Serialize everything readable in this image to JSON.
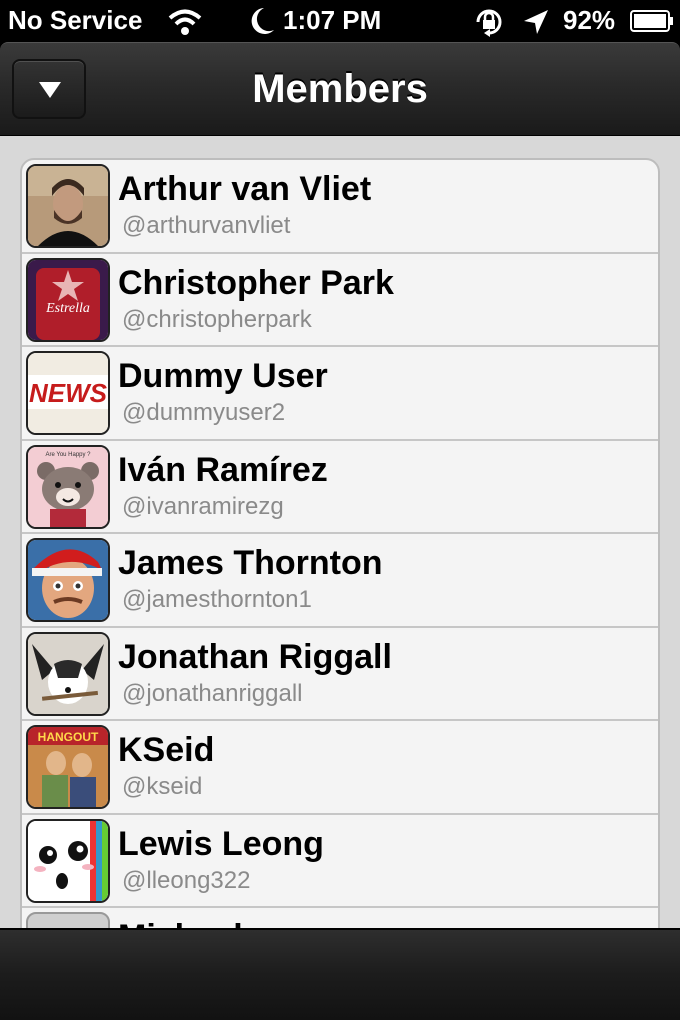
{
  "status_bar": {
    "carrier": "No Service",
    "time": "1:07 PM",
    "battery": "92%",
    "icons": [
      "wifi-icon",
      "moon-icon",
      "rotation-lock-icon",
      "location-icon",
      "battery-icon"
    ]
  },
  "nav": {
    "title": "Members",
    "menu_icon": "triangle-down-icon"
  },
  "members": [
    {
      "name": "Arthur van Vliet",
      "handle": "@arthurvanvliet"
    },
    {
      "name": "Christopher Park",
      "handle": "@christopherpark"
    },
    {
      "name": "Dummy User",
      "handle": "@dummyuser2"
    },
    {
      "name": "Iván Ramírez",
      "handle": "@ivanramirezg"
    },
    {
      "name": "James Thornton",
      "handle": "@jamesthornton1"
    },
    {
      "name": "Jonathan Riggall",
      "handle": "@jonathanriggall"
    },
    {
      "name": "KSeid",
      "handle": "@kseid"
    },
    {
      "name": "Lewis Leong",
      "handle": "@lleong322"
    },
    {
      "name": "Michael",
      "handle": ""
    }
  ],
  "avatar_text": {
    "estrella": "Estrella",
    "news": "NEWS",
    "bear": "Are You Happy ?",
    "hangout": "HANGOUT"
  }
}
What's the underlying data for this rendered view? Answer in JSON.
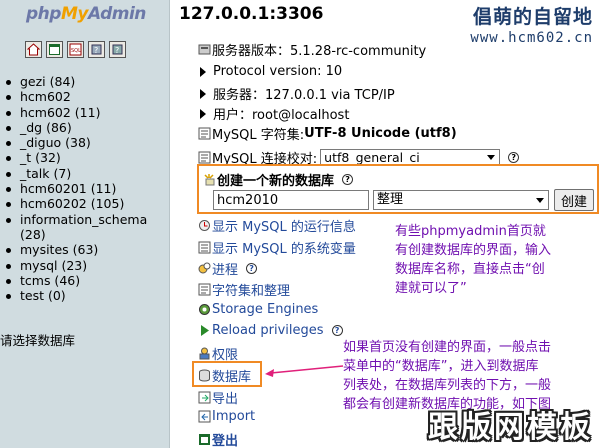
{
  "left": {
    "logo": {
      "php": "php",
      "my": "My",
      "admin": "Admin"
    },
    "nav_icons": [
      "home-icon",
      "sql-window-icon",
      "sql-query-icon",
      "docs-icon",
      "help-icon"
    ],
    "databases": [
      "gezi (84)",
      "hcm602",
      "hcm602 (11)",
      "_dg (86)",
      "_diguo (38)",
      "_t (32)",
      "_talk (7)",
      "hcm60201 (11)",
      "hcm60202 (105)",
      "information_schema",
      "(28)",
      "mysites (63)",
      "mysql (23)",
      "tcms (46)",
      "test (0)"
    ],
    "select_prompt": "请选择数据库"
  },
  "right": {
    "server_title": "127.0.0.1:3306",
    "watermark_cn": "倡萌的自留地",
    "watermark_url": "www.hcm602.cn",
    "server_version": "服务器版本：5.1.28-rc-community",
    "protocol": "Protocol version: 10",
    "server": "服务器：127.0.0.1 via TCP/IP",
    "user": "用户：root@localhost",
    "charset_label": "MySQL 字符集: ",
    "charset_value": "UTF-8 Unicode (utf8)",
    "collation_label": "MySQL 连接校对:",
    "collation_value": "utf8_general_ci",
    "create_db": {
      "label": "创建一个新的数据库",
      "input_value": "hcm2010",
      "collation": "整理",
      "button": "创建"
    },
    "links": [
      {
        "icon": "process-icon",
        "text": "显示 MySQL 的运行信息"
      },
      {
        "icon": "variables-icon",
        "text": "显示 MySQL 的系统变量"
      },
      {
        "icon": "processes-icon",
        "text": "进程"
      },
      {
        "icon": "charset-icon",
        "text": "字符集和整理"
      },
      {
        "icon": "engines-icon",
        "text": "Storage Engines"
      },
      {
        "icon": "reload-icon",
        "text": "Reload privileges"
      },
      {
        "icon": "privileges-icon",
        "text": "权限"
      },
      {
        "icon": "databases-icon",
        "text": "数据库"
      },
      {
        "icon": "export-icon",
        "text": "导出"
      },
      {
        "icon": "import-icon",
        "text": "Import"
      },
      {
        "icon": "logout-icon",
        "text": "登出"
      }
    ],
    "annotation_1": [
      "有些phpmyadmin首页就",
      "有创建数据库的界面，输入",
      "数据库名称，直接点击“创",
      "建就可以了”"
    ],
    "annotation_2": [
      "如果首页没有创建的界面，一般点击",
      "菜单中的“数据库”，进入到数据库",
      "列表处，在数据库列表的下方，一般",
      "都会有创建新数据库的功能，如下图"
    ],
    "watermark_bottom": "跟版网模板"
  },
  "colors": {
    "left_bg": "#d0dce0",
    "highlight": "#f08a24",
    "annotation": "#7010b0",
    "link": "#234a9a"
  }
}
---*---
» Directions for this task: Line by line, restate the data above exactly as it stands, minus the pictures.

» Result of this task:
Serialize everything readable in this image to JSON.
{
  "status_bar": {
    "carrier": "No Service",
    "time": "1:07 PM",
    "battery": "92%",
    "icons": [
      "wifi-icon",
      "moon-icon",
      "rotation-lock-icon",
      "location-icon",
      "battery-icon"
    ]
  },
  "nav": {
    "title": "Members",
    "menu_icon": "triangle-down-icon"
  },
  "members": [
    {
      "name": "Arthur van Vliet",
      "handle": "@arthurvanvliet"
    },
    {
      "name": "Christopher Park",
      "handle": "@christopherpark"
    },
    {
      "name": "Dummy User",
      "handle": "@dummyuser2"
    },
    {
      "name": "Iván Ramírez",
      "handle": "@ivanramirezg"
    },
    {
      "name": "James Thornton",
      "handle": "@jamesthornton1"
    },
    {
      "name": "Jonathan Riggall",
      "handle": "@jonathanriggall"
    },
    {
      "name": "KSeid",
      "handle": "@kseid"
    },
    {
      "name": "Lewis Leong",
      "handle": "@lleong322"
    },
    {
      "name": "Michael",
      "handle": ""
    }
  ],
  "avatar_text": {
    "estrella": "Estrella",
    "news": "NEWS",
    "bear": "Are You Happy ?",
    "hangout": "HANGOUT"
  }
}
What's the underlying data for this rendered view? Answer in JSON.
{
  "left": {
    "logo": {
      "php": "php",
      "my": "My",
      "admin": "Admin"
    },
    "nav_icons": [
      "home-icon",
      "sql-window-icon",
      "sql-query-icon",
      "docs-icon",
      "help-icon"
    ],
    "databases": [
      "gezi (84)",
      "hcm602",
      "hcm602 (11)",
      "_dg (86)",
      "_diguo (38)",
      "_t (32)",
      "_talk (7)",
      "hcm60201 (11)",
      "hcm60202 (105)",
      "information_schema",
      "(28)",
      "mysites (63)",
      "mysql (23)",
      "tcms (46)",
      "test (0)"
    ],
    "select_prompt": "请选择数据库"
  },
  "right": {
    "server_title": "127.0.0.1:3306",
    "watermark_cn": "倡萌的自留地",
    "watermark_url": "www.hcm602.cn",
    "server_version": "服务器版本：5.1.28-rc-community",
    "protocol": "Protocol version: 10",
    "server": "服务器：127.0.0.1 via TCP/IP",
    "user": "用户：root@localhost",
    "charset_label": "MySQL 字符集: ",
    "charset_value": "UTF-8 Unicode (utf8)",
    "collation_label": "MySQL 连接校对:",
    "collation_value": "utf8_general_ci",
    "create_db": {
      "label": "创建一个新的数据库",
      "input_value": "hcm2010",
      "collation": "整理",
      "button": "创建"
    },
    "links": [
      {
        "icon": "process-icon",
        "text": "显示 MySQL 的运行信息"
      },
      {
        "icon": "variables-icon",
        "text": "显示 MySQL 的系统变量"
      },
      {
        "icon": "processes-icon",
        "text": "进程"
      },
      {
        "icon": "charset-icon",
        "text": "字符集和整理"
      },
      {
        "icon": "engines-icon",
        "text": "Storage Engines"
      },
      {
        "icon": "reload-icon",
        "text": "Reload privileges"
      },
      {
        "icon": "privileges-icon",
        "text": "权限"
      },
      {
        "icon": "databases-icon",
        "text": "数据库"
      },
      {
        "icon": "export-icon",
        "text": "导出"
      },
      {
        "icon": "import-icon",
        "text": "Import"
      },
      {
        "icon": "logout-icon",
        "text": "登出"
      }
    ],
    "annotation_1": [
      "有些phpmyadmin首页就",
      "有创建数据库的界面，输入",
      "数据库名称，直接点击“创",
      "建就可以了”"
    ],
    "annotation_2": [
      "如果首页没有创建的界面，一般点击",
      "菜单中的“数据库”，进入到数据库",
      "列表处，在数据库列表的下方，一般",
      "都会有创建新数据库的功能，如下图"
    ],
    "watermark_bottom": "跟版网模板"
  },
  "colors": {
    "left_bg": "#d0dce0",
    "highlight": "#f08a24",
    "annotation": "#7010b0",
    "link": "#234a9a"
  }
}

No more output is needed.